The real question, however, is what would this do to AMLO’s currently growing popularity. My own guess is that it would start his popularity on a downhill skid. The basis for my opinion on the matter is just one: Take a look at what happened to President Enrique Peña Nieto when he welcomed Trump at the still presidential residence of Los Pinos on Aug. 31, 2016.
Peña Nieto’s popularity began to crumble further after that fiasco, and never recovered again. Trump’s visit to Mexico was one of the main reasons why Peña Nieto’s Institutional Revolutionary Party (PRI) was not only voted overwhelmingly out of power, but is now — after being the nation’s almighty political machinery for 70 years – a meaningless minority organization in both houses of Congress.
In short, as a pundit put it back in those days of U.S. electioneering: “Trump gave the devil’s kiss to the future of Peña Nieto.”
Even if Trump’s behavior towards Mexico has gone from totally misbehaving to one of contention – including the commitment to sign a bilateral free-trade agreement replacing NAFTA – it does not change the mindset of most Mexicans regarding Trump’s racism towards the nation’s people.
This alone should suffice as reason enough for AMLO to reconsider inviting Trump and for Trump to reconsider visiting Mexico. He would unquestionably get a “Gringo Go Home” welcome reception. And mind you, today we live in times – over a million U.S. expats living in Mexico can vouch for this – in which expats and U.S. visitors are more than welcome.
Definitely, there are less astringent, less rough-and-tumble personalities than the U.S. president in the Trump administration to represent him at AMLO’s grand opening ceremony. One of the first names that comes to mind is that of Vice President Mike Pence, along with that of Secretary of State Pompeo.
All this is now under AMLO’s consideration. Inviting Trump – and this is my opinion – would be a gross and indelible error for AMLO to commit as he begins his honeymoon with the Mexican people.
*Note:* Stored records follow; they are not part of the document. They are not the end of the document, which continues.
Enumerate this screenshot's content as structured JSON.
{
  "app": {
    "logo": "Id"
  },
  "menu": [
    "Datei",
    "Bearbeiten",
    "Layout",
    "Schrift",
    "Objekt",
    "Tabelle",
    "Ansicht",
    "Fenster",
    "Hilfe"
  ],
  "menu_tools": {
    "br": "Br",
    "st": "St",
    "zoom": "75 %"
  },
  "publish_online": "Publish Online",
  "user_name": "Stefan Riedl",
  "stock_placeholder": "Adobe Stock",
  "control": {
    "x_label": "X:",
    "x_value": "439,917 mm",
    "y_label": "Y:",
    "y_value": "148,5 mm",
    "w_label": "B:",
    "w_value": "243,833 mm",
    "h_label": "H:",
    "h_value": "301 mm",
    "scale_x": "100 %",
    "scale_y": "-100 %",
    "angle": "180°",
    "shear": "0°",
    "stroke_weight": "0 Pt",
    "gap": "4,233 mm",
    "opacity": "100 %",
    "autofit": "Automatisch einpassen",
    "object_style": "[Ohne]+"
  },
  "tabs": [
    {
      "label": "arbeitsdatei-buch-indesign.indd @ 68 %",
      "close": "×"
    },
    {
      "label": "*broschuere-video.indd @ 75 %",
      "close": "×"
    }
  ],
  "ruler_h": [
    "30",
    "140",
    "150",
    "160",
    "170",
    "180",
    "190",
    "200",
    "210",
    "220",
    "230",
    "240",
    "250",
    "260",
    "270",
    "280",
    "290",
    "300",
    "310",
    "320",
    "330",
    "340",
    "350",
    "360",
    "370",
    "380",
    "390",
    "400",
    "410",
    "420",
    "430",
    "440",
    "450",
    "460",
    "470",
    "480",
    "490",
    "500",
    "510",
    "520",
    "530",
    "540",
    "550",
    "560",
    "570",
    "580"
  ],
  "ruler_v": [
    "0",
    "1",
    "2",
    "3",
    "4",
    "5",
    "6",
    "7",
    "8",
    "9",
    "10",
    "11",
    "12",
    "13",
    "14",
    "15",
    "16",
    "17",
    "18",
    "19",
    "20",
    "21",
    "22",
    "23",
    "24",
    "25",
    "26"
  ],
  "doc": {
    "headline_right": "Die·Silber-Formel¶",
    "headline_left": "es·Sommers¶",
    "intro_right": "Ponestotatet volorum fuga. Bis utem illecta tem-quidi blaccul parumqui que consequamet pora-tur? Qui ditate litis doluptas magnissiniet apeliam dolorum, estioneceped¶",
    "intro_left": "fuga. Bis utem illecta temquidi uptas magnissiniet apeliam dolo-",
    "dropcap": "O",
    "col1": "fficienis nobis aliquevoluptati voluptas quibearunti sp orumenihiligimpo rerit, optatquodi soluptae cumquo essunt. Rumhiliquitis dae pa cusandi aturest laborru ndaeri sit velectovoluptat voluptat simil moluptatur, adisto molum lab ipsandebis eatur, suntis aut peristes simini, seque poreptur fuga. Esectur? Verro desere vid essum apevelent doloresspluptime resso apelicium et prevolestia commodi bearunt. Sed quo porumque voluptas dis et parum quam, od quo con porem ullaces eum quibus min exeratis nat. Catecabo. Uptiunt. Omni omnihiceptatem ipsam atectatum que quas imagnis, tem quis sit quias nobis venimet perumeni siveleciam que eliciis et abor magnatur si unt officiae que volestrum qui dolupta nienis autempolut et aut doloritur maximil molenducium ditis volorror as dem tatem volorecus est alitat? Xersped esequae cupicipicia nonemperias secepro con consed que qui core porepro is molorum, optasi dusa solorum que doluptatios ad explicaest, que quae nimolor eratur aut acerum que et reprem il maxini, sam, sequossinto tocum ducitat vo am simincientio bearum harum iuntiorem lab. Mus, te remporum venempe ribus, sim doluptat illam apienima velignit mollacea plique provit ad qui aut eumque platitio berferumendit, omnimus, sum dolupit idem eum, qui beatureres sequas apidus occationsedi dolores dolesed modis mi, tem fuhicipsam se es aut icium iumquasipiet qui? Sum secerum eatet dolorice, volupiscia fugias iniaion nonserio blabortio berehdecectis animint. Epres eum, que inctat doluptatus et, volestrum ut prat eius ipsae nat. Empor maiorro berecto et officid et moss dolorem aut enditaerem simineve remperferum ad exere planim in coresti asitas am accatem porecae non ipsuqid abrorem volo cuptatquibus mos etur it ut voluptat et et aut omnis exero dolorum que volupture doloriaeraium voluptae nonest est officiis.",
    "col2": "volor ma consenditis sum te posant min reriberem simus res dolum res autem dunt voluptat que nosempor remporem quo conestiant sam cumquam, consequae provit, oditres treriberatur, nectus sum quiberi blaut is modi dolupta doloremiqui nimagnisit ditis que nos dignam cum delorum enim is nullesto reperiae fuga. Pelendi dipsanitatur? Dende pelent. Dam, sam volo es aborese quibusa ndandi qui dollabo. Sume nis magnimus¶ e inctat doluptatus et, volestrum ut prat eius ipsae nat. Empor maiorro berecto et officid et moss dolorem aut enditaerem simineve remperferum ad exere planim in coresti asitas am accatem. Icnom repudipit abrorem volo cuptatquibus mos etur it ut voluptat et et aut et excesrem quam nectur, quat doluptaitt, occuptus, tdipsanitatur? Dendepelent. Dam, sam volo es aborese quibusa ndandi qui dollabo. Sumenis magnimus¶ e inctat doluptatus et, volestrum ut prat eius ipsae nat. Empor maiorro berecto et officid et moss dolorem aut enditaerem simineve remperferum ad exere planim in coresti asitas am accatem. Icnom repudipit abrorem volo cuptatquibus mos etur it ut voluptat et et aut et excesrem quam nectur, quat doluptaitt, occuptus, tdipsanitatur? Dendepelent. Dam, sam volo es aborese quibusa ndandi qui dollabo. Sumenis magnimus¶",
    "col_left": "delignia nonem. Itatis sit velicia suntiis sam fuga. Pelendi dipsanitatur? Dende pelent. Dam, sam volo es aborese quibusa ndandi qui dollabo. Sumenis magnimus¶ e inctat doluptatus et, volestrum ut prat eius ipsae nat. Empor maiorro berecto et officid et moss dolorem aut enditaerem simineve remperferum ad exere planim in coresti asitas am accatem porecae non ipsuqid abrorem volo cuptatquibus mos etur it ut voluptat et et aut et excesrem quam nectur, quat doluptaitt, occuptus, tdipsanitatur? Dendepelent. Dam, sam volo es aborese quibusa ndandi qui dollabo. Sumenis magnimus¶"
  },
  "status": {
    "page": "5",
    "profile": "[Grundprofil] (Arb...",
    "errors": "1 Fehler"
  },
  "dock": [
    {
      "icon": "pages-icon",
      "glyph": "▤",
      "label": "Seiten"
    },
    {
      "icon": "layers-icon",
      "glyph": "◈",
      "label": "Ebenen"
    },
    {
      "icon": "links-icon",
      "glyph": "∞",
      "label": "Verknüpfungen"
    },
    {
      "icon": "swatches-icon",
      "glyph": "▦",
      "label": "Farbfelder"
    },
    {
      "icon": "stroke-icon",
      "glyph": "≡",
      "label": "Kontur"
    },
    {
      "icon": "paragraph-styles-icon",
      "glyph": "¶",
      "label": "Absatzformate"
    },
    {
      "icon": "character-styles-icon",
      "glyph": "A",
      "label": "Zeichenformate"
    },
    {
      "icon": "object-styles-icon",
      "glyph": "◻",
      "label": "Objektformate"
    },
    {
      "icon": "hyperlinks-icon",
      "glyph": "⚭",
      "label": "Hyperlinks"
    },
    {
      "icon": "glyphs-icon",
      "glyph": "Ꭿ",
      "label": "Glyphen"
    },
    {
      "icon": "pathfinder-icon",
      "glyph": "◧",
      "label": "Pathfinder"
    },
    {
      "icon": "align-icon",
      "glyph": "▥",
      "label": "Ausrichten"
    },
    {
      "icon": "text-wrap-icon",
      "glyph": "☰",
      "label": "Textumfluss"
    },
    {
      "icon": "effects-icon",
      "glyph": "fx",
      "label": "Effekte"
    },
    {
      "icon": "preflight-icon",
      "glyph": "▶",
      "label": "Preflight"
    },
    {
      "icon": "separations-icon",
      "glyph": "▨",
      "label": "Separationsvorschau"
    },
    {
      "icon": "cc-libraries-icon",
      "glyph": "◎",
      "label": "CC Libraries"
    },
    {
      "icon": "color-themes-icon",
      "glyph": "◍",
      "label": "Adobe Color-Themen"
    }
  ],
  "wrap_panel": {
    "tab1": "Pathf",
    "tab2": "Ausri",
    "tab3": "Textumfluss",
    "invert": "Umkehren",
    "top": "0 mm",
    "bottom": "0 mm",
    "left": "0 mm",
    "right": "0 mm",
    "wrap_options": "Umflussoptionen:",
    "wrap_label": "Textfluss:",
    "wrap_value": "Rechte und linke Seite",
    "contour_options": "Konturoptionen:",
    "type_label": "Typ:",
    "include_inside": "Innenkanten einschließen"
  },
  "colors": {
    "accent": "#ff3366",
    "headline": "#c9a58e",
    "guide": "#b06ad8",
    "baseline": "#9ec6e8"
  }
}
Doing it would definitely signify having the worst curse possible, “El Beso del Diablo,” indeed, the Devil’s Kiss.
And that is exactly what would happen!